## Source material:
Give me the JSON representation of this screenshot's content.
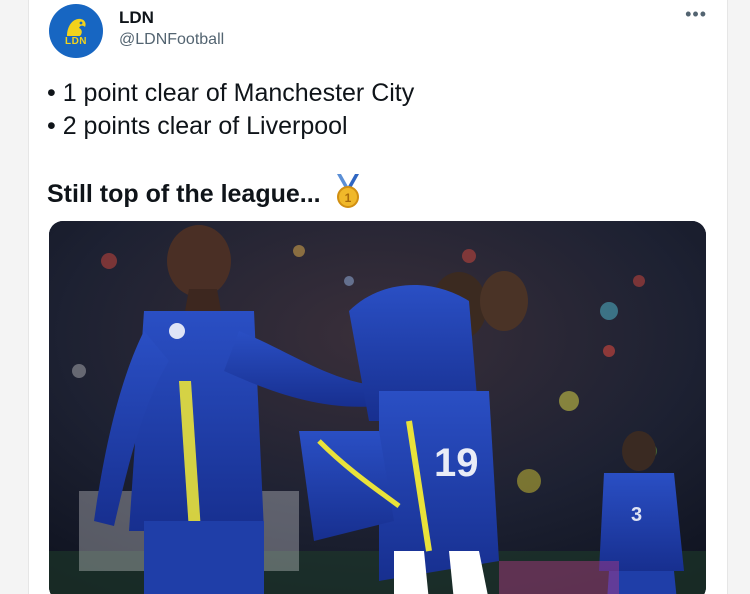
{
  "tweet": {
    "author_name": "LDN",
    "author_handle": "@LDNFootball",
    "avatar_text": "LDN",
    "more_label": "•••",
    "bullets": [
      "• 1 point clear of Manchester City",
      "• 2 points clear of Liverpool"
    ],
    "headline": "Still top of the league...",
    "medal_icon": "gold-medal-icon",
    "photo_icon": "football-celebration-photo"
  },
  "colors": {
    "avatar_bg": "#1766c2",
    "avatar_accent": "#f2d21c",
    "handle": "#536471",
    "kit_blue": "#1f3ea8",
    "kit_accent": "#e9e23a"
  }
}
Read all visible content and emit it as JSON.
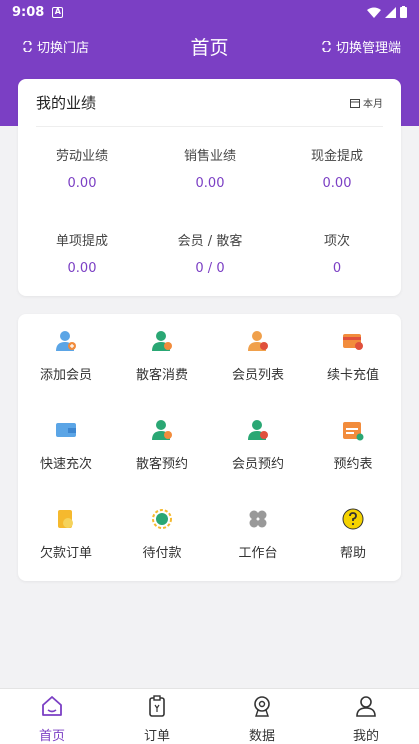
{
  "status_bar": {
    "time": "9:08",
    "notif_letter": "A"
  },
  "header": {
    "left_label": "切换门店",
    "title": "首页",
    "right_label": "切换管理端"
  },
  "performance": {
    "title": "我的业绩",
    "period": "本月",
    "stats": [
      {
        "label": "劳动业绩",
        "value": "0.00"
      },
      {
        "label": "销售业绩",
        "value": "0.00"
      },
      {
        "label": "现金提成",
        "value": "0.00"
      },
      {
        "label": "单项提成",
        "value": "0.00"
      },
      {
        "label": "会员 / 散客",
        "value": "0 / 0"
      },
      {
        "label": "项次",
        "value": "0"
      }
    ]
  },
  "functions": [
    {
      "label": "添加会员",
      "icon": "add-member-icon"
    },
    {
      "label": "散客消费",
      "icon": "walkin-consume-icon"
    },
    {
      "label": "会员列表",
      "icon": "member-list-icon"
    },
    {
      "label": "续卡充值",
      "icon": "card-recharge-icon"
    },
    {
      "label": "快速充次",
      "icon": "quick-recharge-icon"
    },
    {
      "label": "散客预约",
      "icon": "walkin-appointment-icon"
    },
    {
      "label": "会员预约",
      "icon": "member-appointment-icon"
    },
    {
      "label": "预约表",
      "icon": "appointment-table-icon"
    },
    {
      "label": "欠款订单",
      "icon": "debt-order-icon"
    },
    {
      "label": "待付款",
      "icon": "pending-payment-icon"
    },
    {
      "label": "工作台",
      "icon": "workbench-icon"
    },
    {
      "label": "帮助",
      "icon": "help-icon"
    }
  ],
  "tabs": [
    {
      "label": "首页",
      "icon": "home-icon",
      "active": true
    },
    {
      "label": "订单",
      "icon": "order-icon",
      "active": false
    },
    {
      "label": "数据",
      "icon": "data-icon",
      "active": false
    },
    {
      "label": "我的",
      "icon": "profile-icon",
      "active": false
    }
  ],
  "colors": {
    "accent": "#7b3fc4",
    "background": "#f2f2f4",
    "card": "#ffffff"
  }
}
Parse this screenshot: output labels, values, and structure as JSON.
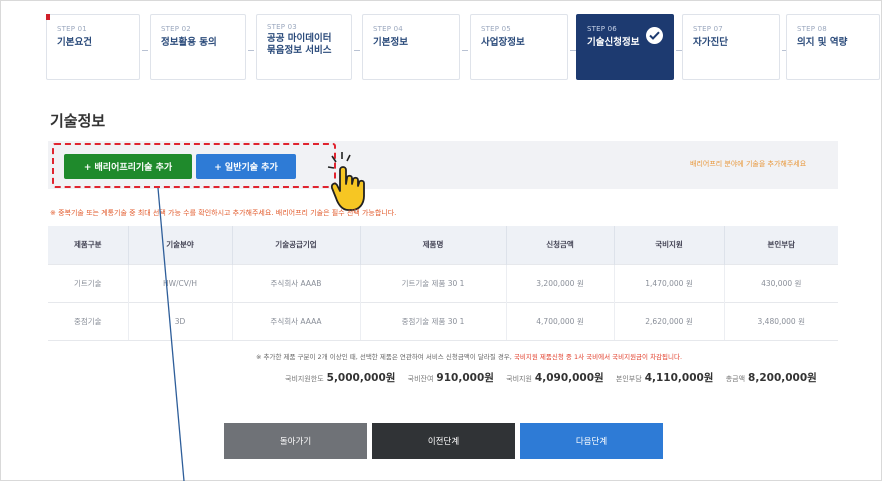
{
  "steps": [
    {
      "num": "STEP 01",
      "name": "기본요건"
    },
    {
      "num": "STEP 02",
      "name": "정보활용 동의"
    },
    {
      "num": "STEP 03",
      "name": "공공 마이데이터\n묶음정보 서비스"
    },
    {
      "num": "STEP 04",
      "name": "기본정보"
    },
    {
      "num": "STEP 05",
      "name": "사업장정보"
    },
    {
      "num": "STEP 06",
      "name": "기술신청정보"
    },
    {
      "num": "STEP 07",
      "name": "자가진단"
    },
    {
      "num": "STEP 08",
      "name": "의지 및 역량"
    }
  ],
  "active_step": 5,
  "section_title": "기술정보",
  "buttons": {
    "add_barrier_free": "+ 배리어프리기술 추가",
    "add_general": "+ 일반기술 추가"
  },
  "bar_note": "배리어프리 분야에 기술을 추가해주세요",
  "red_note": "※ 중복기술 또는 계통기술 중 최대 선택 가능 수를 확인하시고 추가해주세요. 배리어프리 기술은 필수 선택 가능합니다.",
  "table": {
    "headers": [
      "제품구분",
      "기술분야",
      "기술공급기업",
      "제품명",
      "신청금액",
      "국비지원",
      "본인부담"
    ],
    "rows": [
      [
        "기트기술",
        "HW/CV/H",
        "주식회사 AAAB",
        "기트기술 제품 30 1",
        "3,200,000 원",
        "1,470,000 원",
        "430,000 원"
      ],
      [
        "중점기술",
        "3D",
        "주식회사 AAAA",
        "중점기술 제품 30 1",
        "4,700,000 원",
        "2,620,000 원",
        "3,480,000 원"
      ]
    ]
  },
  "footnote": {
    "text": "※ 추가한 제품 구분이 2개 이상인 때, 선택한 제품은 연관하여 서비스 신청금액이 달라질 경우,",
    "highlight": "국비지원 제품신청 중 1사 국비에서 국비지원금이 차감됩니다."
  },
  "totals": [
    {
      "label": "국비지원한도",
      "value": "5,000,000원"
    },
    {
      "label": "국비잔여",
      "value": "910,000원"
    },
    {
      "label": "국비지원",
      "value": "4,090,000원"
    },
    {
      "label": "본인부담",
      "value": "4,110,000원"
    },
    {
      "label": "총금액",
      "value": "8,200,000원"
    }
  ],
  "nav": {
    "back": "돌아가기",
    "prev": "이전단계",
    "next": "다음단계"
  },
  "colors": {
    "active_step": "#1d3a70",
    "green_button": "#1f8a2c",
    "blue_button": "#2e7bd6",
    "highlight_border": "#e0242f"
  }
}
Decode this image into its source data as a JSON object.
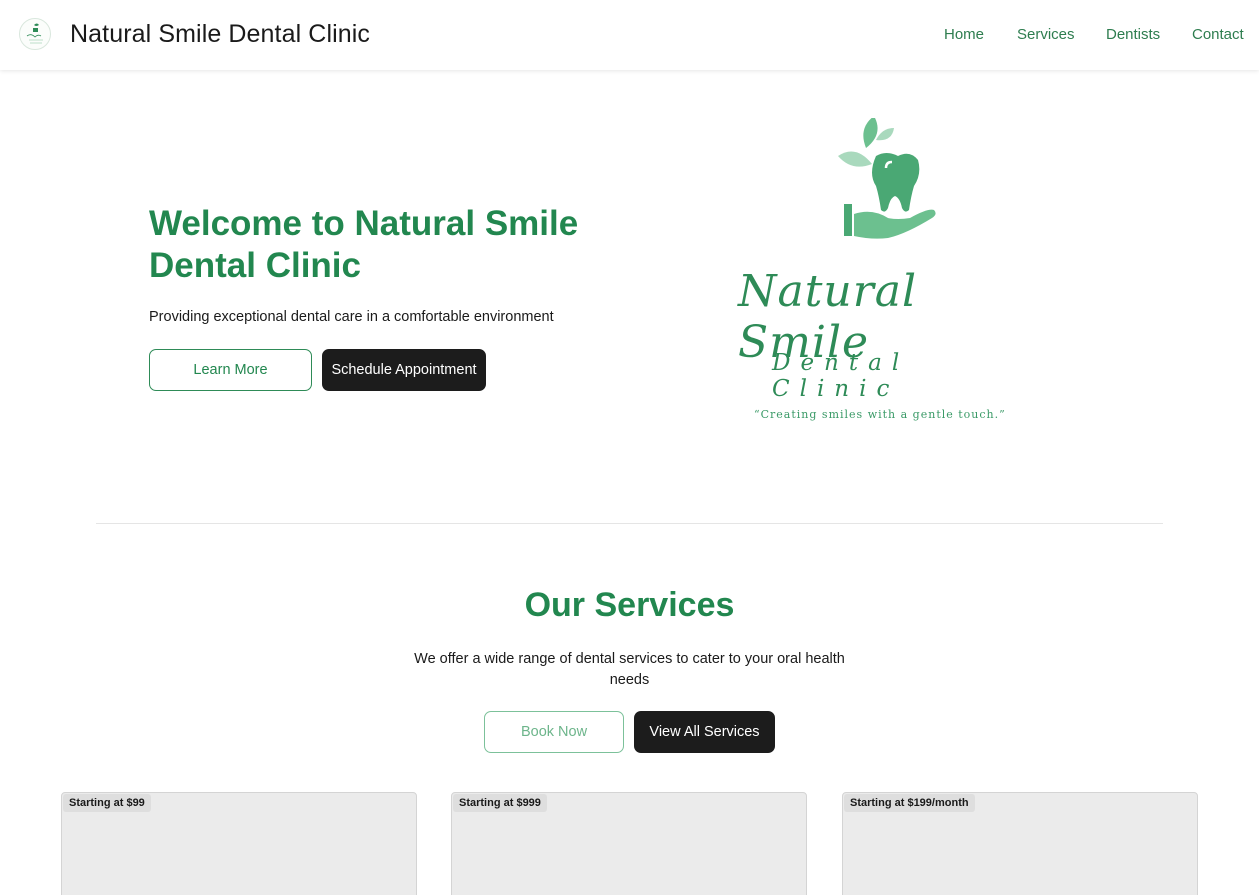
{
  "header": {
    "title": "Natural Smile Dental Clinic",
    "nav": {
      "home": "Home",
      "services": "Services",
      "dentists": "Dentists",
      "contact": "Contact"
    }
  },
  "hero": {
    "title": "Welcome to Natural Smile Dental Clinic",
    "subtitle": "Providing exceptional dental care in a comfortable environment",
    "learn_more": "Learn More",
    "schedule": "Schedule Appointment",
    "logo": {
      "natural": "Natural Smile",
      "dental": "Dental Clinic",
      "tagline": "“Creating smiles with a gentle touch.”"
    }
  },
  "services": {
    "title": "Our Services",
    "subtitle": "We offer a wide range of dental services to cater to your oral health needs",
    "book_now": "Book Now",
    "view_all": "View All Services",
    "cards": [
      {
        "price": "Starting at $99"
      },
      {
        "price": "Starting at $999"
      },
      {
        "price": "Starting at $199/month"
      }
    ]
  },
  "colors": {
    "brand_green": "#22874f",
    "dark_button": "#1c1c1c",
    "card_bg": "#ebebeb"
  }
}
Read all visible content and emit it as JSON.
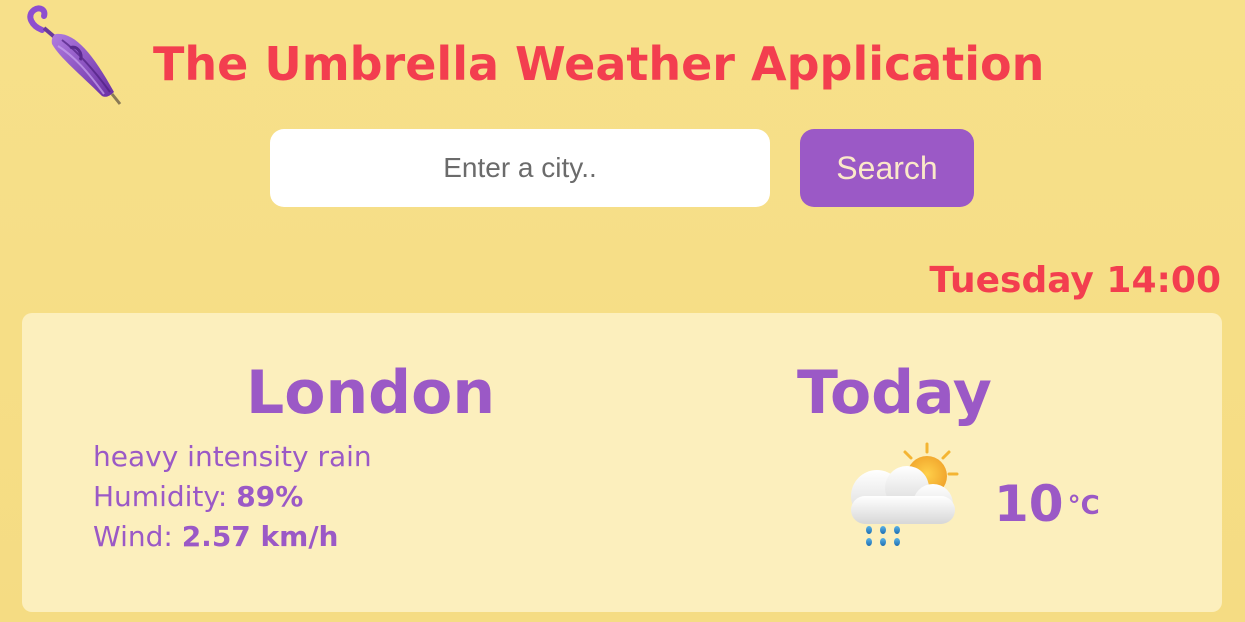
{
  "header": {
    "logo_icon": "closed-umbrella-icon",
    "title": "The Umbrella Weather Application"
  },
  "search": {
    "placeholder": "Enter a city..",
    "value": "",
    "button_label": "Search"
  },
  "datetime": "Tuesday 14:00",
  "current": {
    "city": "London",
    "description": "heavy intensity rain",
    "humidity_label": "Humidity: ",
    "humidity_value": "89%",
    "wind_label": "Wind: ",
    "wind_value": "2.57 km/h"
  },
  "today": {
    "title": "Today",
    "icon": "sun-behind-rain-cloud-icon",
    "temperature": "10",
    "unit": "°C"
  },
  "colors": {
    "background": "#f7e08a",
    "card": "#fcefbd",
    "accent_red": "#f33e4f",
    "accent_purple": "#9b59c6",
    "button_text": "#fbe9c9"
  }
}
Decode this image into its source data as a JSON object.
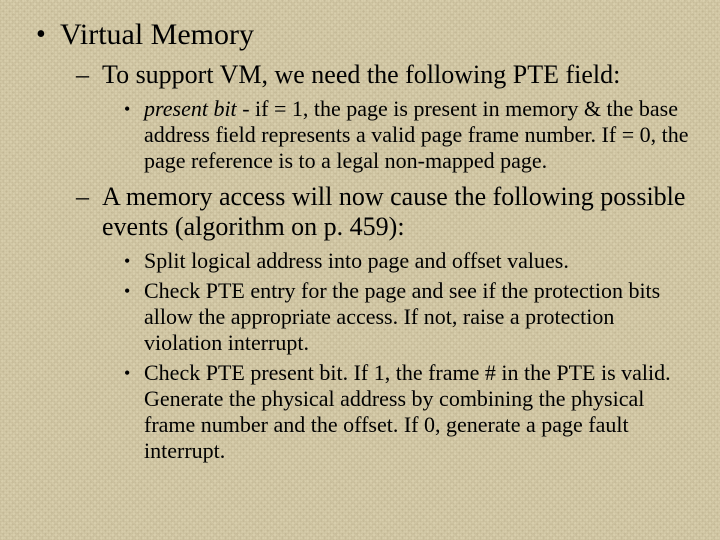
{
  "slide": {
    "title": "Virtual Memory",
    "sec1": {
      "heading": "To support VM, we need the following PTE field:",
      "item1_emph": "present bit",
      "item1_rest": " - if = 1, the page is present in memory & the base address field represents a valid page frame number.  If = 0, the page reference is to a legal non-mapped page."
    },
    "sec2": {
      "heading": "A memory access will now cause the following possible events (algorithm on p. 459):",
      "item1": "Split logical address into page and offset values.",
      "item2": "Check PTE entry for the page and see if the protection bits allow the appropriate access.  If not, raise a protection violation interrupt.",
      "item3": "Check PTE present bit.  If 1, the frame # in the PTE is valid.  Generate the physical address by combining the physical frame number and the offset.  If 0, generate a page fault interrupt."
    }
  }
}
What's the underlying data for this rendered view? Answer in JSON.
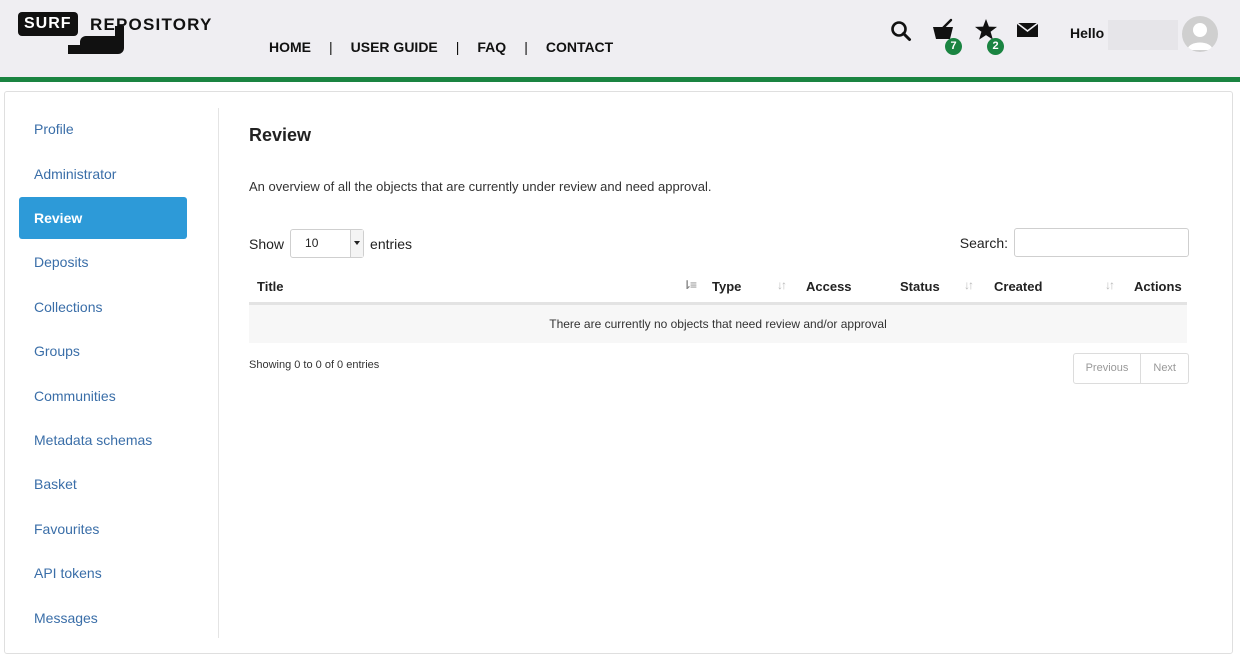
{
  "header": {
    "logo": {
      "surf": "SURF",
      "repository": "REPOSITORY"
    },
    "nav": [
      "HOME",
      "USER GUIDE",
      "FAQ",
      "CONTACT"
    ],
    "nav_separator": "|",
    "icons": {
      "search": "search-icon",
      "basket": "basket-icon",
      "favourites": "star-icon",
      "messages": "envelope-icon"
    },
    "basket_count": "7",
    "favourites_count": "2",
    "greeting": "Hello",
    "brand_green": "#1a8441"
  },
  "sidebar": {
    "items": [
      "Profile",
      "Administrator",
      "Review",
      "Deposits",
      "Collections",
      "Groups",
      "Communities",
      "Metadata schemas",
      "Basket",
      "Favourites",
      "API tokens",
      "Messages"
    ],
    "active": "Review",
    "active_color": "#2d9ad8"
  },
  "main": {
    "title": "Review",
    "description": "An overview of all the objects that are currently under review and need approval.",
    "show_label": "Show",
    "entries_value": "10",
    "entries_label": "entries",
    "search_label": "Search:",
    "search_value": "",
    "columns": [
      "Title",
      "Type",
      "Access",
      "Status",
      "Created",
      "Actions"
    ],
    "empty_message": "There are currently no objects that need review and/or approval",
    "info": "Showing 0 to 0 of 0 entries",
    "pager": {
      "previous": "Previous",
      "next": "Next"
    }
  }
}
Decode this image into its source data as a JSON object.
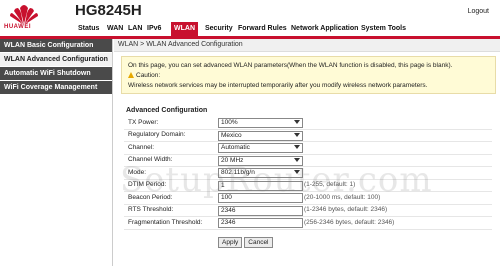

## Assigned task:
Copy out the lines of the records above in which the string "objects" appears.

## Task solution:
    "description": "An overview of all the objects that are currently under review and need approval.",
    "empty_message": "There are currently no objects that need review and/or approval",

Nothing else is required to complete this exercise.